US President Barack Obama is often easy to understand. He speaks clearly and precisely with a good grasp of most topics. Then he goes and compares the crusades with the militant group Islamic State (IS) and leaves many wondering if he understands this at all.
“Unless,” said Mr Obama at a recent speech, “we get on our high horse and think this is unique to some other place, remember that during the crusades and the inquisition, people committed terrible deeds in the name of Christ.”
Both Islam and Christianity do share a common ancestry, but their differences are profound. They are also impossible to notice if Mr Obama continues to insist on playing “who’s the worst killer?”.
The path each religion took diverged in early and important ways. There is a reason why Christianity is associated with the dominant system and Islam is not. That reason is reason. Christianity gained it, while Islam did not travel north. Let me explain.

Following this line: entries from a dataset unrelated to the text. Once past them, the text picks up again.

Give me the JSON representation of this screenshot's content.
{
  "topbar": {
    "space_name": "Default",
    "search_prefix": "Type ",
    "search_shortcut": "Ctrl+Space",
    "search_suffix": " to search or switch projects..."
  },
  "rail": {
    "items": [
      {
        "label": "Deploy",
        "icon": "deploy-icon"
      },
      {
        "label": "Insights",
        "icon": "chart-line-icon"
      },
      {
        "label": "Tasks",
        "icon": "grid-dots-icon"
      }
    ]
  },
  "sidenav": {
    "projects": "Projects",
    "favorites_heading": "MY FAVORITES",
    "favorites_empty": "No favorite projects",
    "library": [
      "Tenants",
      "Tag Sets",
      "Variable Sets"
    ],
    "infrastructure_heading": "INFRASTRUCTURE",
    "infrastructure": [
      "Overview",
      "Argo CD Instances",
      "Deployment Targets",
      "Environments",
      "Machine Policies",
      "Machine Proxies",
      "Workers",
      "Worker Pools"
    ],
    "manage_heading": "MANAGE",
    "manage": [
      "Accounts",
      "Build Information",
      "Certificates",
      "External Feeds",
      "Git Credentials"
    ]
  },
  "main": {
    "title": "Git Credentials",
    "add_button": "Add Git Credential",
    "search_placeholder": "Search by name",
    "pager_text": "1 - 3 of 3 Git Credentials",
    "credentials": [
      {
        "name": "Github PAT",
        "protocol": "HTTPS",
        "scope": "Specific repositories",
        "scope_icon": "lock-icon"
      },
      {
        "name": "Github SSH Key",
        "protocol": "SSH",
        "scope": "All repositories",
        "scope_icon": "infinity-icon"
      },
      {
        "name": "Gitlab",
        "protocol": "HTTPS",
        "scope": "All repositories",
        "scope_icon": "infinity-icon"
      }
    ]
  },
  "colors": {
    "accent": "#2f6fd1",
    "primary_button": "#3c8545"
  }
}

Why do we still talk about Christianity today, fully 2000 years after it began? It is not because Christianity is objectively true, rather it was Christianity’s phenomenal ability to subsume the existing Greco-Roman system that made it so successful.
There were three successful ‘Desert Religions’: Judaism, Islam and Christianity. Despite being older, Judaism could not influence the Roman system because its structure does not compel adherents to proselytise. To become a Jew is difficult unless one is born into the religion. Conversion was never an overriding priority.
By the time Western civilisation developed, Judaism was a marginal religion spread across the known world in small, isolated societies keeping mostly to themselves. It has remained largely that way ever since. However, both Christianity and Islam focused on conversion to thrive.
Each used the concept as central to its existence, instructing its followers to proselytise to the entirety of humanity. Those instructions spurred believers to experiment with the two religions, trying to fit them into the wider Greco-Roman culture. Christianity wasn't the best, but it went the right way.
Because more important than conversion was Christianity’s historical direction. It spread north into the Roman Empire by, crucially, stopping just long enough in Greece. In Greek culture, the concepts of rationalism and logic had already become part of the larger Roman system.
Greek logic was heavily influential on early Christianity with the writings of St Paul in the New Testament who repackaged the religion from an abstract mythology of pure spirituality and hero worship into a religion that could operate with the existing Roman system, rather than against it.
Paul argued for Christianity’s veracity, a simple process not repeated with Islam and Judaism. He knew how to speak the hegemonic language of the Roman and Greek cultures and how to manipulate those cultures to spread this new idea. Without Paul and his application of rationalism, Christianity could have floundered in its infancy. But there is a parallel to Christianity’s success.
Emperor Flavius Constantine was renowned for his superstition, experimenting with an allegiance to various gods in attempts to bring good fortune to his armies. His bouncing process of elimination is itself an artifact of the influence of Greek logic and rationalism on the dominant Roman system.
Constantine became emperor of Rome by defeating competitors Maxentius and Licinius in 324 AD. The crucial moment for Christianity was when the emperor expediently adopted the religion after the battle of Milvian Bridge where he fought rival emperor Maxentius’ much larger army.
Before the battle, Roman historian Eusebius describes Constantine’s hallucinatory vision, where, while marching at midday, "[he] saw with his own eyes in the heavens a trophy of the cross arising from the light of the sun, carrying the message, In Hoc Signo Vinces, or ‘with this sign, you will conquer’ ”.
The battle was brief. Constantine’s army broke Maxentius’ forces and the rival emperor drowned in the waters of the Tiber while attempting to flee. Following the battle, the new emperor of both the western and eastern Roman empires attributed his victory to his coincident belief in Christianity and began amalgamating the religion into the state.
At the time Constantine chose the symbols of Christianity, the small religion was a growing political force in Rome. As an already heavily superstitious emperor he fixated on a comforting and familiar idea. Milvian Bridge offered confirmation bias and, coupled with the stress of controlling a temporarily united empire, Constantine needed a popular idea. Christianity ticked the boxes.
It was malleable and impressively complementary to the existing system and most importantly it did not threaten the emperor’s rule. St Paul’s early insistence that Christians follow Jesus’ instruction to “render unto Caesar the things that are Caesar’s, and render unto God the things that are God’s” gave Christianity powerfully adaptive attributes for inclusion in a much stronger system.
Had the religion retained its early concept of forcible change in society (Jesus once said, “I come to bring a sword”), the idea may never had taken root.
Other religions which did preach forcible changes had been considered enemies of the state by the Romans which constantly suppressed them. Christianity, with its connection to logic and rationalism and an explicit command to be conciliatory to the existing system eventually led an emperor to include it in the dominant society as a tool of his power.
Christianity’s success is in its adaptability to whatever existing societal structure it enters and its finely-tuned framework of separating church and state by maintaining the distance between those in power from those without.
Islam, however, did not travel north. It traveled south.
Part 2 here